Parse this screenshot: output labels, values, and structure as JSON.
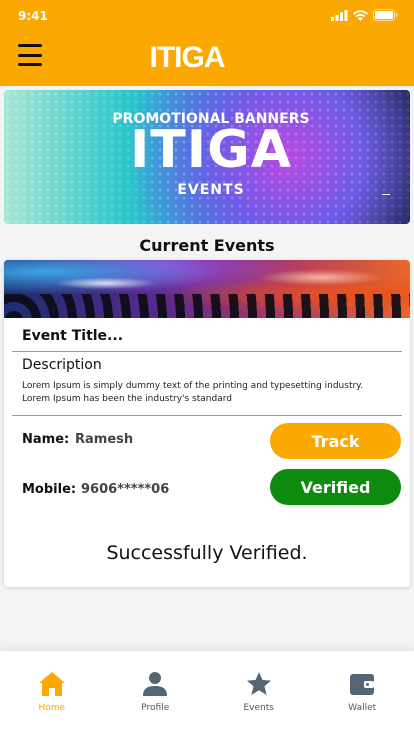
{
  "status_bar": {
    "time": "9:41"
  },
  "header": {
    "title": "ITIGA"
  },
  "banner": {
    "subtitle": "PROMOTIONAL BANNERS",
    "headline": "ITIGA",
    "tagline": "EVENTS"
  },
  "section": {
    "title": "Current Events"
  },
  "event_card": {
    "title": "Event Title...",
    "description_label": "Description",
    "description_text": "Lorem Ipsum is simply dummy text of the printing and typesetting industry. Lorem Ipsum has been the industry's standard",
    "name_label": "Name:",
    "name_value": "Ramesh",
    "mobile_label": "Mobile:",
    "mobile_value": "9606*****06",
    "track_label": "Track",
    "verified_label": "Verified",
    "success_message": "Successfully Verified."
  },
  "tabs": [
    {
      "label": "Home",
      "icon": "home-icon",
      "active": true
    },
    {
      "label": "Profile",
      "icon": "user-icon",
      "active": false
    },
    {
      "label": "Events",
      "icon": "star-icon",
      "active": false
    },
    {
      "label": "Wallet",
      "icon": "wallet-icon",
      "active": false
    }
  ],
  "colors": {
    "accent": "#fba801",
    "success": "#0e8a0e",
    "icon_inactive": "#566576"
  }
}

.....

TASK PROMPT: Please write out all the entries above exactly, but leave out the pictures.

ANSWER TO THE PROBLEM:
Parse this screenshot: output labels, values, and structure as JSON.
{
  "status_bar": {
    "time": "9:41"
  },
  "header": {
    "title": "ITIGA"
  },
  "banner": {
    "subtitle": "PROMOTIONAL BANNERS",
    "headline": "ITIGA",
    "tagline": "EVENTS"
  },
  "section": {
    "title": "Current Events"
  },
  "event_card": {
    "title": "Event Title...",
    "description_label": "Description",
    "description_text": "Lorem Ipsum is simply dummy text of the printing and typesetting industry. Lorem Ipsum has been the industry's standard",
    "name_label": "Name:",
    "name_value": "Ramesh",
    "mobile_label": "Mobile:",
    "mobile_value": "9606*****06",
    "track_label": "Track",
    "verified_label": "Verified",
    "success_message": "Successfully Verified."
  },
  "tabs": [
    {
      "label": "Home",
      "icon": "home-icon",
      "active": true
    },
    {
      "label": "Profile",
      "icon": "user-icon",
      "active": false
    },
    {
      "label": "Events",
      "icon": "star-icon",
      "active": false
    },
    {
      "label": "Wallet",
      "icon": "wallet-icon",
      "active": false
    }
  ],
  "colors": {
    "accent": "#fba801",
    "success": "#0e8a0e",
    "icon_inactive": "#566576"
  }
}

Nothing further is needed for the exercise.